(SOURCE MATERIAL):
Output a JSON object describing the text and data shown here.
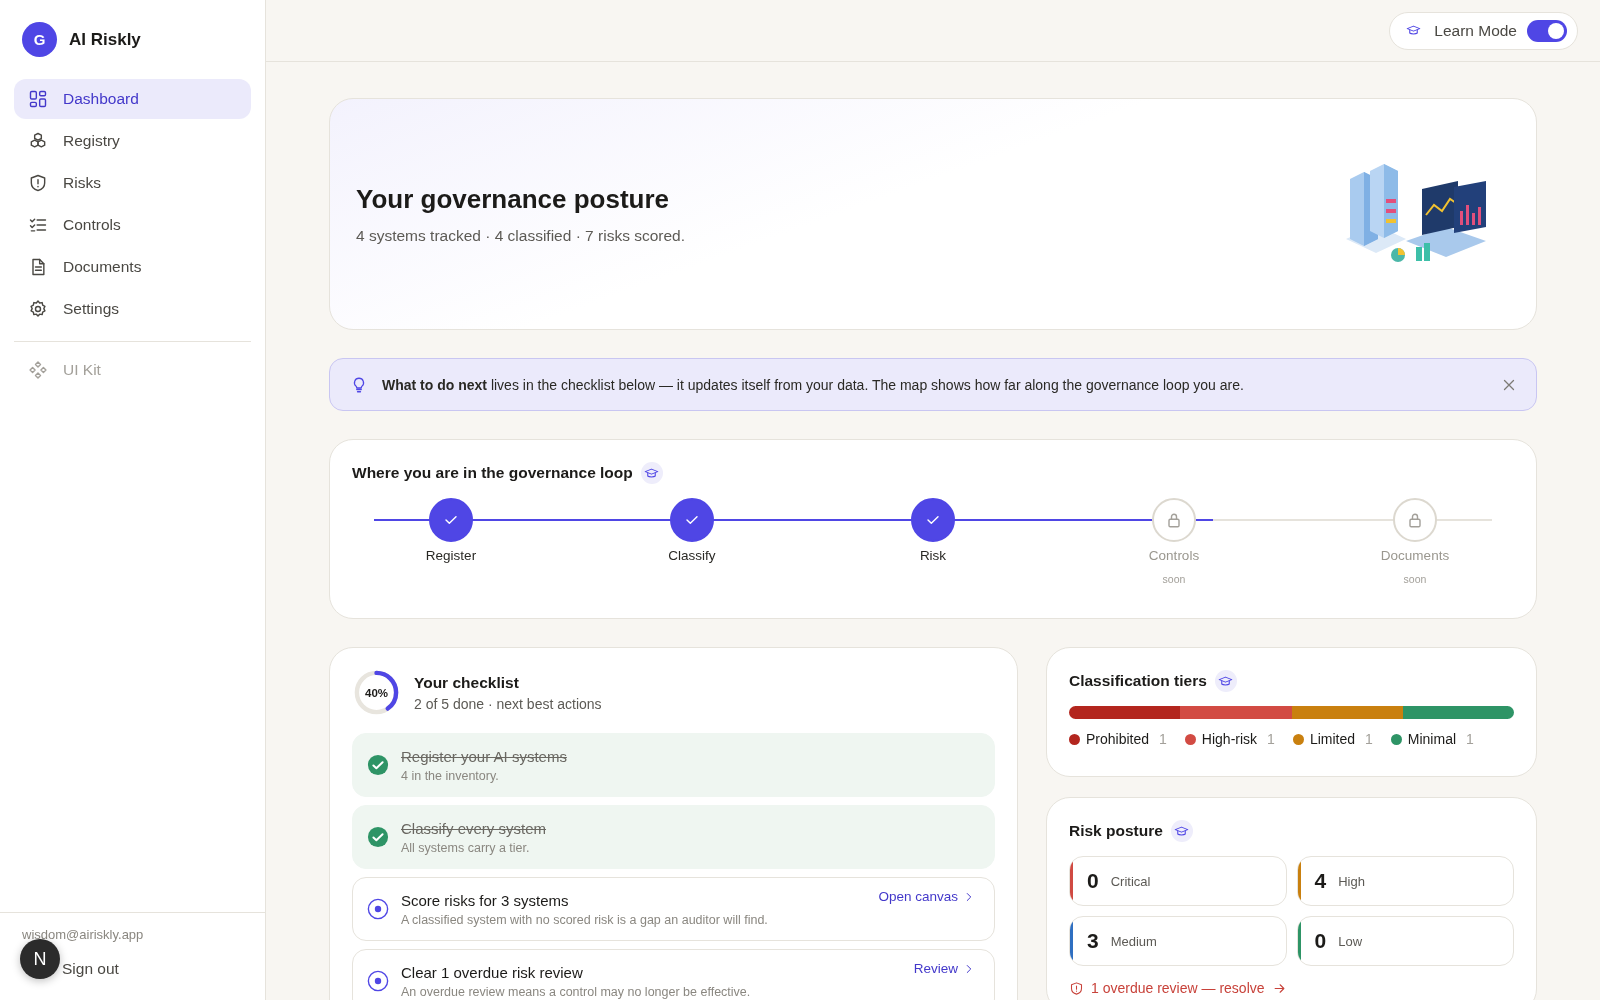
{
  "sidebar": {
    "brand": {
      "initial": "G",
      "name": "AI Riskly"
    },
    "items": [
      {
        "label": "Dashboard",
        "selected": true
      },
      {
        "label": "Registry",
        "selected": false
      },
      {
        "label": "Risks",
        "selected": false
      },
      {
        "label": "Controls",
        "selected": false
      },
      {
        "label": "Documents",
        "selected": false
      },
      {
        "label": "Settings",
        "selected": false
      }
    ],
    "secondary": [
      {
        "label": "UI Kit",
        "disabled": true
      }
    ],
    "account": {
      "email": "wisdom@airiskly.app",
      "sign_out": "Sign out"
    }
  },
  "dev_badge": {
    "label": "N"
  },
  "topbar": {
    "learn_mode": {
      "label": "Learn Mode",
      "on": true
    }
  },
  "hero": {
    "title": "Your governance posture",
    "subtitle": "4 systems tracked · 4 classified · 7 risks scored.",
    "art": {
      "kind": "servers"
    }
  },
  "banner": {
    "text": "**What to do next** lives in the checklist below — it updates itself from your data. The map shows how far along the governance loop you are."
  },
  "loop": {
    "title": "Where you are in the governance loop",
    "level": 0.75,
    "steps": [
      {
        "label": "Register",
        "done": true
      },
      {
        "label": "Classify",
        "done": true
      },
      {
        "label": "Risk",
        "done": true
      },
      {
        "label": "Controls",
        "done": false,
        "note": "soon"
      },
      {
        "label": "Documents",
        "done": false,
        "note": "soon"
      }
    ]
  },
  "checklist": {
    "title": "Your checklist",
    "subtitle": "2 of 5 done · next best actions",
    "percent": "40%",
    "level": 0.4,
    "items": [
      {
        "title": "Register your AI systems",
        "detail": "4 in the inventory.",
        "checked": true
      },
      {
        "title": "Classify every system",
        "detail": "All systems carry a tier.",
        "checked": true
      },
      {
        "title": "Score risks for 3 systems",
        "detail": "A classified system with no scored risk is a gap an auditor will find.",
        "checked": false,
        "action": "Open canvas"
      },
      {
        "title": "Clear 1 overdue risk review",
        "detail": "An overdue review means a control may no longer be effective.",
        "checked": false,
        "action": "Review"
      }
    ]
  },
  "tiers": {
    "title": "Classification tiers",
    "items": [
      {
        "label": "Prohibited",
        "count": "1",
        "color": "#b3261e"
      },
      {
        "label": "High-risk",
        "count": "1",
        "color": "#d24b43"
      },
      {
        "label": "Limited",
        "count": "1",
        "color": "#c9800f"
      },
      {
        "label": "Minimal",
        "count": "1",
        "color": "#2e9466"
      }
    ]
  },
  "posture": {
    "title": "Risk posture",
    "items": [
      {
        "value": "0",
        "label": "Critical",
        "color": "#d04a42"
      },
      {
        "value": "4",
        "label": "High",
        "color": "#c9800f"
      },
      {
        "value": "3",
        "label": "Medium",
        "color": "#2f6fc1"
      },
      {
        "value": "0",
        "label": "Low",
        "color": "#2e9466"
      }
    ],
    "alert": "1 overdue review — resolve"
  }
}
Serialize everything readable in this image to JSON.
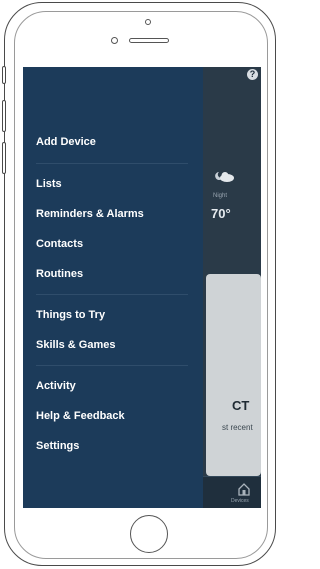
{
  "menu": {
    "items": [
      {
        "label": "Add Device"
      },
      {
        "label": "Lists"
      },
      {
        "label": "Reminders & Alarms"
      },
      {
        "label": "Contacts"
      },
      {
        "label": "Routines"
      },
      {
        "label": "Things to Try"
      },
      {
        "label": "Skills & Games"
      },
      {
        "label": "Activity"
      },
      {
        "label": "Help & Feedback"
      },
      {
        "label": "Settings"
      }
    ]
  },
  "background": {
    "help_icon": "?",
    "weather": {
      "icon": "partly-cloudy-night-icon",
      "label": "Night",
      "temperature": "70°"
    },
    "card": {
      "title": "CT",
      "subtitle": "st recent"
    },
    "bottom_nav": {
      "devices_label": "Devices",
      "icon": "home-icon"
    }
  },
  "colors": {
    "drawer": "#1c3b5a",
    "screen_bg": "#1b2a38",
    "text": "#ffffff",
    "divider": "#2f4d6b"
  }
}
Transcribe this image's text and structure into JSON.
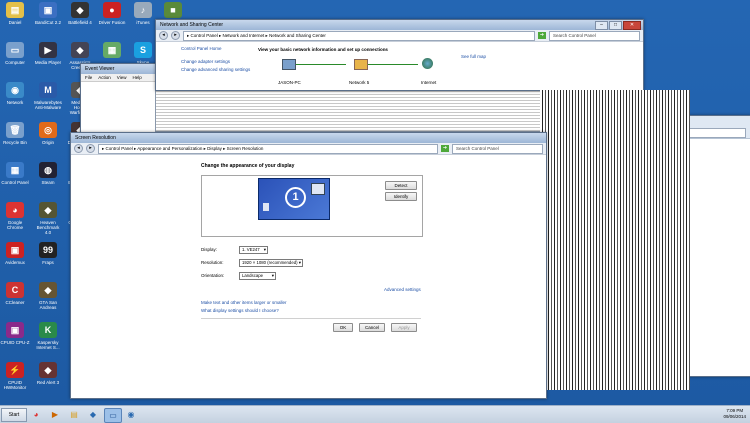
{
  "desktop": {
    "icons": [
      {
        "label": "Daniel",
        "glyph": "▤",
        "color": "#e3c04a"
      },
      {
        "label": "BandiCut 2.2",
        "glyph": "▣",
        "color": "#3b6fc2"
      },
      {
        "label": "Battlefield 4",
        "glyph": "◆",
        "color": "#333"
      },
      {
        "label": "Driver Fusion",
        "glyph": "●",
        "color": "#c22"
      },
      {
        "label": "iTunes",
        "glyph": "♪",
        "color": "#9ab"
      },
      {
        "label": "Minecraft",
        "glyph": "■",
        "color": "#5a8a3a"
      },
      {
        "label": "Computer",
        "glyph": "▭",
        "color": "#7aa0cc"
      },
      {
        "label": "Media Player",
        "glyph": "▶",
        "color": "#334"
      },
      {
        "label": "Assassin's Creed IV",
        "glyph": "◆",
        "color": "#445"
      },
      {
        "label": "",
        "glyph": "▦",
        "color": "#6a6"
      },
      {
        "label": "Skype",
        "glyph": "S",
        "color": "#1aa0e0"
      },
      {
        "label": "Speccy",
        "glyph": "▣",
        "color": "#c33"
      },
      {
        "label": "Network",
        "glyph": "◉",
        "color": "#3a8ac8"
      },
      {
        "label": "Malwarebytes Anti-Malware",
        "glyph": "M",
        "color": "#2a5aa8"
      },
      {
        "label": "Medal of Honor Warfighter",
        "glyph": "◆",
        "color": "#555"
      },
      {
        "label": "Recycle Bin",
        "glyph": "🗑",
        "color": "#7aa0cc"
      },
      {
        "label": "Origin",
        "glyph": "◎",
        "color": "#e06a1a"
      },
      {
        "label": "Dead Space",
        "glyph": "◆",
        "color": "#433"
      },
      {
        "label": "Control Panel",
        "glyph": "▦",
        "color": "#3a7ac8"
      },
      {
        "label": "Steam",
        "glyph": "◍",
        "color": "#223"
      },
      {
        "label": "Battlefield 3",
        "glyph": "◆",
        "color": "#555"
      },
      {
        "label": "Google Chrome",
        "glyph": "◕",
        "color": "#d33"
      },
      {
        "label": "Heaven Benchmark 4.0",
        "glyph": "◆",
        "color": "#553"
      },
      {
        "label": "Call of Duty",
        "glyph": "◆",
        "color": "#444"
      },
      {
        "label": "Avidemux",
        "glyph": "▣",
        "color": "#c22"
      },
      {
        "label": "Fraps",
        "glyph": "99",
        "color": "#222"
      },
      {
        "label": "Bioshock",
        "glyph": "◆",
        "color": "#446"
      },
      {
        "label": "CCleaner",
        "glyph": "C",
        "color": "#c33"
      },
      {
        "label": "GTA San Andreas",
        "glyph": "◆",
        "color": "#653"
      },
      {
        "label": "Bioshock",
        "glyph": "◆",
        "color": "#446"
      },
      {
        "label": "CPUID CPU-Z",
        "glyph": "▣",
        "color": "#8a2a8a"
      },
      {
        "label": "Kaspersky Internet S...",
        "glyph": "K",
        "color": "#2a8a4a"
      },
      {
        "label": "Crysis",
        "glyph": "◆",
        "color": "#444"
      },
      {
        "label": "CPUID HWMonitor",
        "glyph": "⚡",
        "color": "#c22"
      },
      {
        "label": "Red Alert 3",
        "glyph": "◆",
        "color": "#633"
      },
      {
        "label": "Bioshock",
        "glyph": "◆",
        "color": "#446"
      }
    ]
  },
  "network_window": {
    "title": "Network and Sharing Center",
    "breadcrumb": "▸ Control Panel ▸ Network and Internet ▸ Network and Sharing Center",
    "search_placeholder": "Search Control Panel",
    "home_link": "Control Panel Home",
    "heading": "View your basic network information and set up connections",
    "see_full_map": "See full map",
    "side_links": [
      "Change adapter settings",
      "Change advanced sharing settings"
    ],
    "nodes": [
      "JASON-PC",
      "Network 5",
      "Internet"
    ]
  },
  "event_viewer": {
    "title": "Event Viewer",
    "menu": [
      "File",
      "Action",
      "View",
      "Help"
    ]
  },
  "computer_window": {
    "search_placeholder": "Search Computer"
  },
  "screen_resolution": {
    "title": "Screen Resolution",
    "breadcrumb": "▸ Control Panel ▸ Appearance and Personalization ▸ Display ▸ Screen Resolution",
    "search_placeholder": "Search Control Panel",
    "heading": "Change the appearance of your display",
    "monitor_number": "1",
    "detect_label": "Detect",
    "identify_label": "Identify",
    "display_label": "Display:",
    "display_value": "1. VE247",
    "resolution_label": "Resolution:",
    "resolution_value": "1920 × 1080 (recommended)",
    "orientation_label": "Orientation:",
    "orientation_value": "Landscape",
    "advanced_link": "Advanced settings",
    "text_size_link": "Make text and other items larger or smaller",
    "which_settings_link": "What display settings should I choose?",
    "ok_label": "OK",
    "cancel_label": "Cancel",
    "apply_label": "Apply"
  },
  "taskbar": {
    "start_label": "Start",
    "time": "7:09 PM",
    "date": "09/06/2014",
    "apps": [
      "chrome",
      "media",
      "explorer",
      "alienware",
      "display",
      "network"
    ]
  }
}
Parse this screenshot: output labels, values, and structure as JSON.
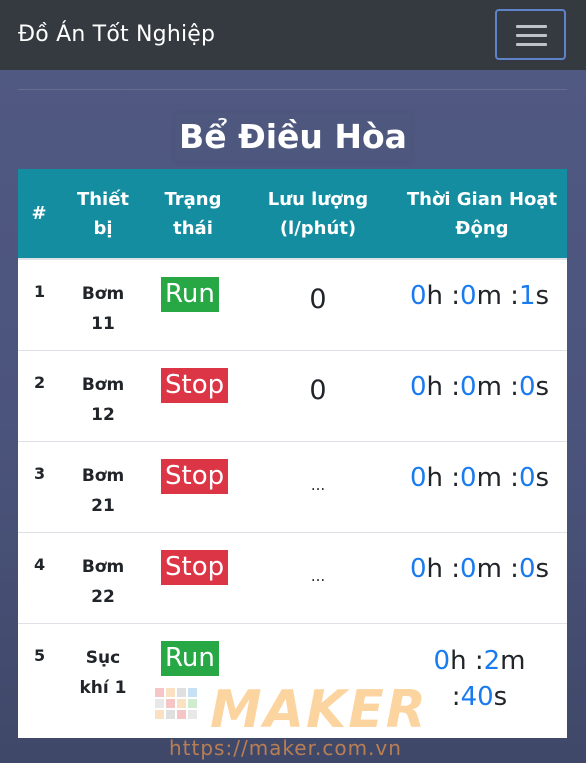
{
  "navbar": {
    "brand": "Đồ Án Tốt Nghiệp",
    "toggler_icon": "hamburger-menu-icon"
  },
  "page": {
    "title": "Bể Điều Hòa"
  },
  "table": {
    "headers": [
      "#",
      "Thiết bị",
      "Trạng thái",
      "Lưu lượng (l/phút)",
      "Thời Gian Hoạt Động"
    ],
    "rows": [
      {
        "num": "1",
        "device": "Bơm 11",
        "status": "Run",
        "flow": "0",
        "time": {
          "h": "0",
          "h_unit": "h :",
          "m": "0",
          "m_unit": "m :",
          "s": "1",
          "s_unit": "s"
        }
      },
      {
        "num": "2",
        "device": "Bơm 12",
        "status": "Stop",
        "flow": "0",
        "time": {
          "h": "0",
          "h_unit": "h :",
          "m": "0",
          "m_unit": "m :",
          "s": "0",
          "s_unit": "s"
        }
      },
      {
        "num": "3",
        "device": "Bơm 21",
        "status": "Stop",
        "flow": "...",
        "time": {
          "h": "0",
          "h_unit": "h :",
          "m": "0",
          "m_unit": "m :",
          "s": "0",
          "s_unit": "s"
        }
      },
      {
        "num": "4",
        "device": "Bơm 22",
        "status": "Stop",
        "flow": "...",
        "time": {
          "h": "0",
          "h_unit": "h :",
          "m": "0",
          "m_unit": "m :",
          "s": "0",
          "s_unit": "s"
        }
      },
      {
        "num": "5",
        "device": "Sục khí 1",
        "status": "Run",
        "flow": "",
        "time": {
          "h": "0",
          "h_unit": "h :",
          "m": "2",
          "m_unit": "m",
          "s_prefix": ":",
          "s": "40",
          "s_unit": "s"
        }
      }
    ]
  },
  "watermark": {
    "logo": "MAKER",
    "url": "https://maker.com.vn"
  },
  "colors": {
    "run": "#28a745",
    "stop": "#dc3545",
    "header": "#138d9f",
    "time_value": "#1a7bf0"
  }
}
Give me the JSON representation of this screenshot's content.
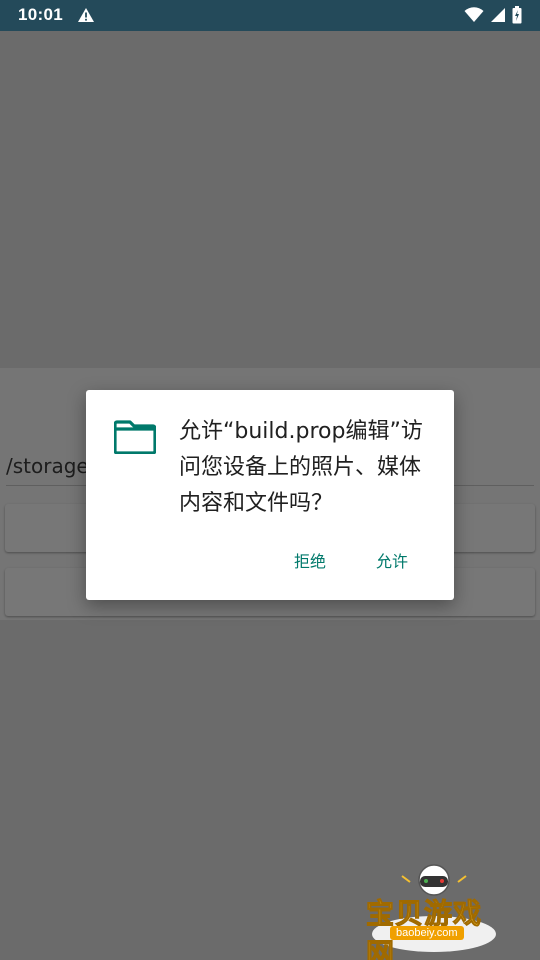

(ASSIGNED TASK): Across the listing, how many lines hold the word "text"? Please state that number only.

(WRITTEN ANSWER): 5